Written by Len McKenzie —
MARIPOSA — California is blessed with a number of national forests, along with national and state parks and other open-space areas, that offer a multitude of activities and benefits to its residents and visitors.
Those benefits are among the primary reasons many people have chosen to live in Mariposa, Oakhurst and the other communities that populate the Sierra Nevada and its foothills.
Beginning in the 1980s, the U.S. Forest Service, the federal agency that manages national forests, has been required to have forest plans. Most of those plans must now be updated to comply with current U.S. law. The process to revise them, an exercise that encourages public participation, is now under way. National forest plan revisions provide a once-in-a-generation opportunity for conservationists to support sustainable, science-based practices on our public lands.
Sierra Forest Legacy (SFL), a coalition of conservation organizations with similar missions formed in 1996, works to protect, enhance and preserve the forests, wildlife, wildlands, rivers and streams of the Sierra by monitoring all proposed plans, projects, laws and actions that could negatively impact the long-term ecological health of Sierra Nevada forests and wildlife.
Working with its partners, SFL develops alternative proposals that would ensure the protection and restoration of threatened areas and species; and advances sound science to secure responsible and effective management of national forests, implementing its conservation mission through forest planning and forest restoration.

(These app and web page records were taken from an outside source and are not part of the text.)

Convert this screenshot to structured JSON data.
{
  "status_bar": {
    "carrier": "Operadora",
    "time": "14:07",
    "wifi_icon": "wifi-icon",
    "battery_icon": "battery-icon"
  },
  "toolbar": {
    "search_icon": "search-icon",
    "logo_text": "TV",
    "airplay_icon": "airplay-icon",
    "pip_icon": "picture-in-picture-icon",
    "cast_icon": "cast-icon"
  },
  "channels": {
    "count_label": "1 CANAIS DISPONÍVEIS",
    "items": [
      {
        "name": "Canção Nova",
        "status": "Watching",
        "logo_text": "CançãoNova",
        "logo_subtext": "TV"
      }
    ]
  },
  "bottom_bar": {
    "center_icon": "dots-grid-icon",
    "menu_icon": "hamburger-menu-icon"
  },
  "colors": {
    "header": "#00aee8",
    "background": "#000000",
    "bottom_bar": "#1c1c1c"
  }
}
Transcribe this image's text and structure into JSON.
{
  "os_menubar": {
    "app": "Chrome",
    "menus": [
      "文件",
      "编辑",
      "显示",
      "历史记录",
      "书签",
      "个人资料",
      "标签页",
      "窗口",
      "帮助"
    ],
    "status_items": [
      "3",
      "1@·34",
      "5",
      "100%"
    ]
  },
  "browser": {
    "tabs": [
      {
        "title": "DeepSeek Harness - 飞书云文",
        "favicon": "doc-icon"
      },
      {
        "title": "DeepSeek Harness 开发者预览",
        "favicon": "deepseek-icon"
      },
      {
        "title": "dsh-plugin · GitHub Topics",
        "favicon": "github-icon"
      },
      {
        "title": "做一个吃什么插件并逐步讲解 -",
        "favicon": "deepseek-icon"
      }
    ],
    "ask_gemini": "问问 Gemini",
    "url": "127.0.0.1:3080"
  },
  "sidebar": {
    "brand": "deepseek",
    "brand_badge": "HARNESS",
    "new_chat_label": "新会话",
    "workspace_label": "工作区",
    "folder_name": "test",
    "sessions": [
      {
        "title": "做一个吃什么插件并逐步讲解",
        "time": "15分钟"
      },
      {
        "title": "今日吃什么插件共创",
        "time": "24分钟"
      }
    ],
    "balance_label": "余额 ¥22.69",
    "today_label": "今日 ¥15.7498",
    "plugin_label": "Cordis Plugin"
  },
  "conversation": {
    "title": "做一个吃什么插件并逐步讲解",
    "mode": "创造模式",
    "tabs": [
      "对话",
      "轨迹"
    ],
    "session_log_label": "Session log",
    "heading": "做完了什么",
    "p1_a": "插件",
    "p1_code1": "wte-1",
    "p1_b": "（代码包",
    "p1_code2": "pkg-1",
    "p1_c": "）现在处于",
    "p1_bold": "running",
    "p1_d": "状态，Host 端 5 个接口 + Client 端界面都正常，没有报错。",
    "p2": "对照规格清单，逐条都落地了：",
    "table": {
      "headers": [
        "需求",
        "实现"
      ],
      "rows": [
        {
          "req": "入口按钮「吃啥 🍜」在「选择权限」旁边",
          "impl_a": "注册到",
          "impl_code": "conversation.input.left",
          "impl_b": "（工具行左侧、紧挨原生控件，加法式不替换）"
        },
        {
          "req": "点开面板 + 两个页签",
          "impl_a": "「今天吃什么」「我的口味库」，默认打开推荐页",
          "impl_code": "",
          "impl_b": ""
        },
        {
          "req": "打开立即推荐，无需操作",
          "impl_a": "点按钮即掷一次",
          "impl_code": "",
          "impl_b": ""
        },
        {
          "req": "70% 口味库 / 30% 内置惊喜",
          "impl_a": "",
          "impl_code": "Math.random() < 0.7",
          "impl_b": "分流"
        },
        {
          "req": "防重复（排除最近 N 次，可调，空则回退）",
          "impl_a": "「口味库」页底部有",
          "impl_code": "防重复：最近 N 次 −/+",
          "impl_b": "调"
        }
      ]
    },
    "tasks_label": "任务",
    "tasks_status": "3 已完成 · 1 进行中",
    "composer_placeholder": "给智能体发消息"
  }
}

Sierra Forest Legacy is starting a multi-year campaign to ensure that the new forest plans in the Sierra Nevada protect threatened species, restore fire resilience, increase the amount of wilderness and more. In the Yosemite area, both the Stanislaus and Sierra national forests are revising their forest plans and will soon be seeking input from the public on how best to manage these forests.
Jamie Ervin, organizer for the Sierra Forest Legacy, will be in Mariposa on Thursday, Oct. 12, to offer a conservation perspective on the opportunities presented by the new forest plans and what citizens can do to help assure future protection of the places and species they care about the most.

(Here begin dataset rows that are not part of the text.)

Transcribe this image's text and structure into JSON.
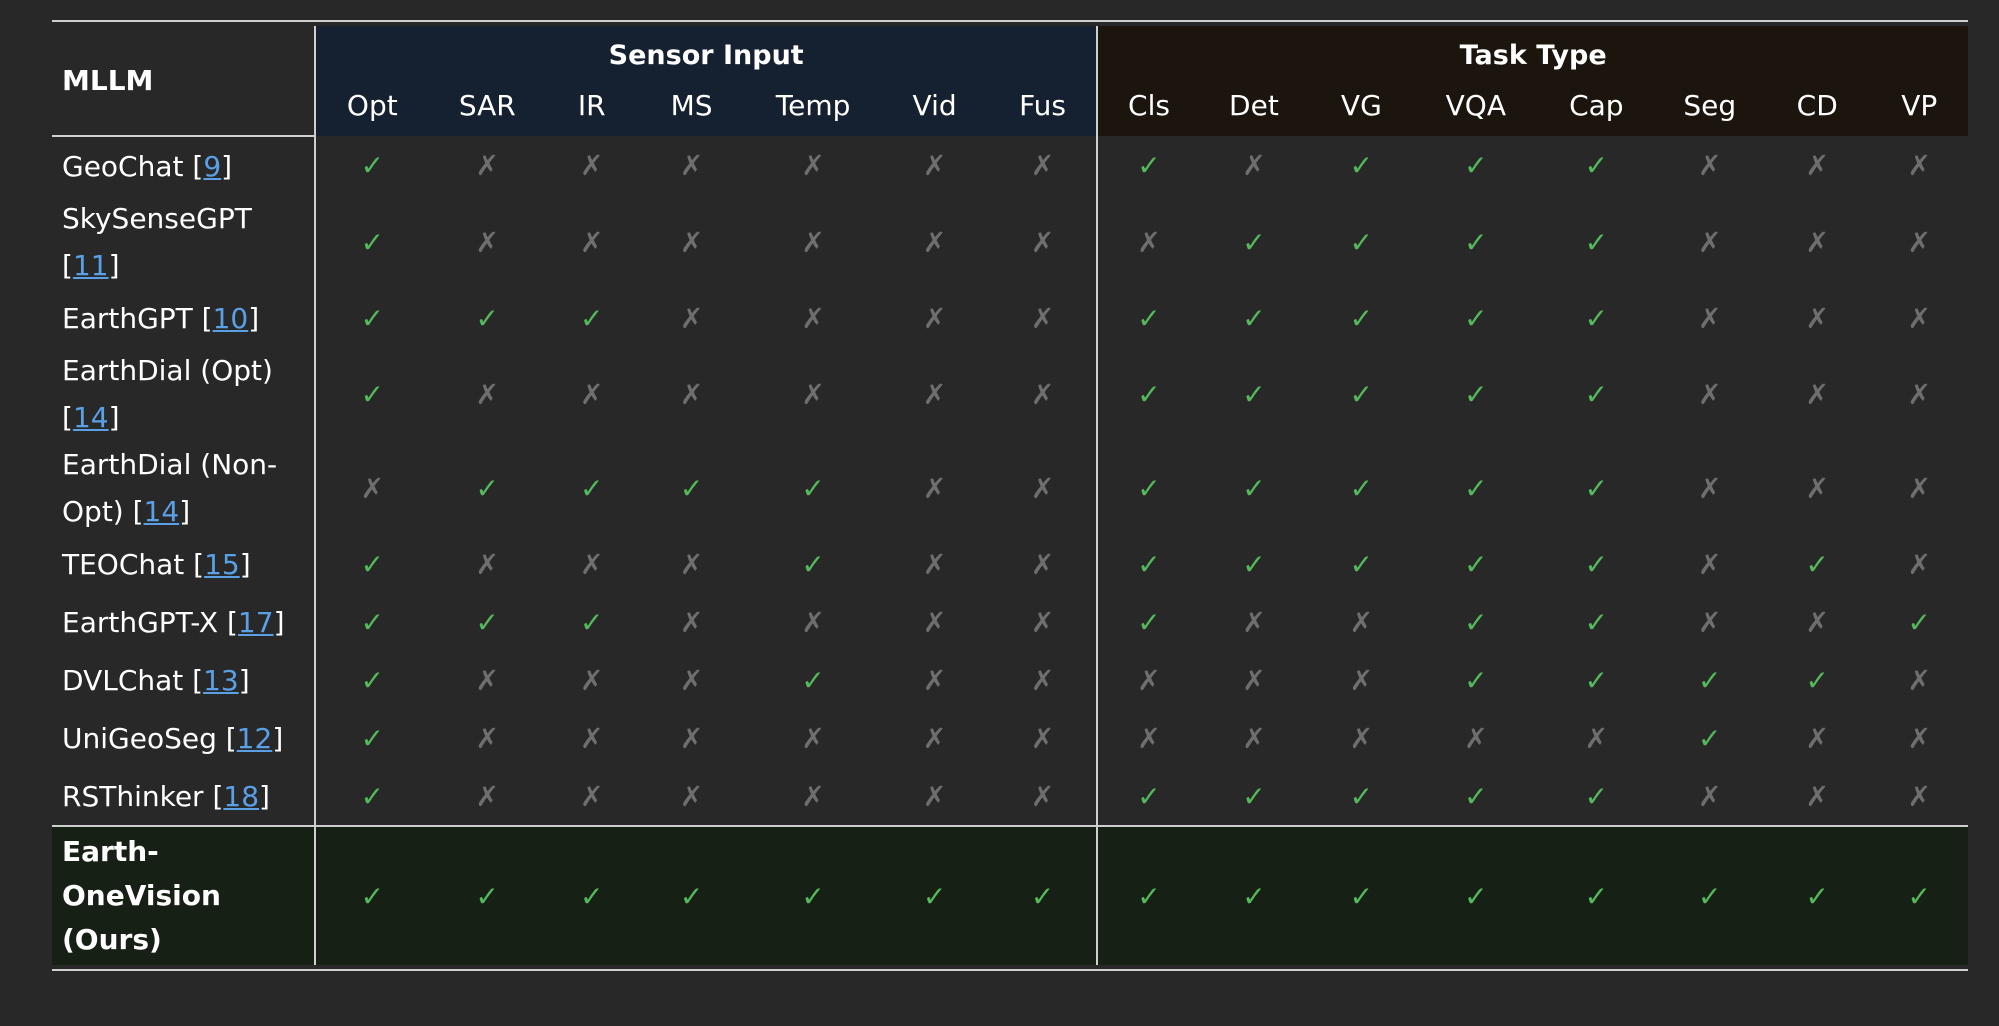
{
  "header": {
    "mllm_label": "MLLM",
    "sensor_group": "Sensor Input",
    "task_group": "Task Type",
    "sensor_cols": [
      "Opt",
      "SAR",
      "IR",
      "MS",
      "Temp",
      "Vid",
      "Fus"
    ],
    "task_cols": [
      "Cls",
      "Det",
      "VG",
      "VQA",
      "Cap",
      "Seg",
      "CD",
      "VP"
    ]
  },
  "marks": {
    "yes": "✓",
    "no": "✗"
  },
  "colors": {
    "check": "#53b95a",
    "cross": "#6e6e6e",
    "link": "#5aa0e6",
    "sensor_header_bg": "#152130",
    "task_header_bg": "#1c150e",
    "ours_row_bg": "#172015"
  },
  "rows": [
    {
      "name": "GeoChat [",
      "ref": "9",
      "end": "]",
      "lines": 1,
      "sensor": [
        1,
        0,
        0,
        0,
        0,
        0,
        0
      ],
      "task": [
        1,
        0,
        1,
        1,
        1,
        0,
        0,
        0
      ]
    },
    {
      "name": "SkySenseGPT [",
      "ref": "11",
      "end": "]",
      "lines": 2,
      "sensor": [
        1,
        0,
        0,
        0,
        0,
        0,
        0
      ],
      "task": [
        0,
        1,
        1,
        1,
        1,
        0,
        0,
        0
      ]
    },
    {
      "name": "EarthGPT [",
      "ref": "10",
      "end": "]",
      "lines": 1,
      "sensor": [
        1,
        1,
        1,
        0,
        0,
        0,
        0
      ],
      "task": [
        1,
        1,
        1,
        1,
        1,
        0,
        0,
        0
      ]
    },
    {
      "name": "EarthDial (Opt) [",
      "ref": "14",
      "end": "]",
      "lines": 2,
      "sensor": [
        1,
        0,
        0,
        0,
        0,
        0,
        0
      ],
      "task": [
        1,
        1,
        1,
        1,
        1,
        0,
        0,
        0
      ]
    },
    {
      "name": "EarthDial (Non-Opt) [",
      "ref": "14",
      "end": "]",
      "lines": 2,
      "sensor": [
        0,
        1,
        1,
        1,
        1,
        0,
        0
      ],
      "task": [
        1,
        1,
        1,
        1,
        1,
        0,
        0,
        0
      ]
    },
    {
      "name": "TEOChat [",
      "ref": "15",
      "end": "]",
      "lines": 1,
      "sensor": [
        1,
        0,
        0,
        0,
        1,
        0,
        0
      ],
      "task": [
        1,
        1,
        1,
        1,
        1,
        0,
        1,
        0
      ]
    },
    {
      "name": "EarthGPT-X [",
      "ref": "17",
      "end": "]",
      "lines": 1,
      "sensor": [
        1,
        1,
        1,
        0,
        0,
        0,
        0
      ],
      "task": [
        1,
        0,
        0,
        1,
        1,
        0,
        0,
        1
      ]
    },
    {
      "name": "DVLChat [",
      "ref": "13",
      "end": "]",
      "lines": 1,
      "sensor": [
        1,
        0,
        0,
        0,
        1,
        0,
        0
      ],
      "task": [
        0,
        0,
        0,
        1,
        1,
        1,
        1,
        0
      ]
    },
    {
      "name": "UniGeoSeg [",
      "ref": "12",
      "end": "]",
      "lines": 1,
      "sensor": [
        1,
        0,
        0,
        0,
        0,
        0,
        0
      ],
      "task": [
        0,
        0,
        0,
        0,
        0,
        1,
        0,
        0
      ]
    },
    {
      "name": "RSThinker [",
      "ref": "18",
      "end": "]",
      "lines": 1,
      "sensor": [
        1,
        0,
        0,
        0,
        0,
        0,
        0
      ],
      "task": [
        1,
        1,
        1,
        1,
        1,
        0,
        0,
        0
      ]
    }
  ],
  "ours": {
    "name_lines": [
      "Earth-",
      "OneVision",
      "(Ours)"
    ],
    "sensor": [
      1,
      1,
      1,
      1,
      1,
      1,
      1
    ],
    "task": [
      1,
      1,
      1,
      1,
      1,
      1,
      1,
      1
    ]
  }
}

Ervin’s slide presentation and discussion will take place at the monthly program of the Yosemite Area Audubon Society (YAAS) at the Mariposa Methodist Church parish hall on 6th Street in downtown Mariposa beginning at 7 p.m.
Jamie joined SFL in March 2017. A native of the hardwood forests of western North Carolina, he first experienced the Sierra as a teenager on a challenging east side backpacking trip, gaining a reverence for the alpine landscape.
Jamie holds a Master of Science in Natural Resources from the University of Vermont and a Master of Environmental Law and Policy from Vermont Law School. Before entering graduate school, he worked with private landowners on land protection and stewardship projects with the Southern Appalachian Highlands Conservancy in Asheville, NC.
At SFL Jamie works with the Sierra Forest Coalition to organize campaigns supporting conservation initiatives in the national forests of the central Sierra. His work involves engaging citizens, organizations and communities in the forest planning process. Outside of work, he is an avid rock climber.
Like all YAAS programs, Ervin’s presentation is open and free to the public, although donations to defray program costs and to support the chapter’s local activities are welcome.
For more information about the program call 209-742-5579 or visit www.yosemiteaudubon.org.
YAAS also offers field trips to various destinations. Visit www.yosemiteaudubon.org to learn about the next available field trips.
The mission of the National Audubon Society, the namesake of noted 19th-century naturalist and bird painter John James Audubon; its state affiliate, Audubon California; and local chapters such as the Yosemite Area Audubon Society is to conserve and restore natural ecosystems, focusing on birds, other wildlife and their habitats for the benefit of humanity and the earth’s biological diversity.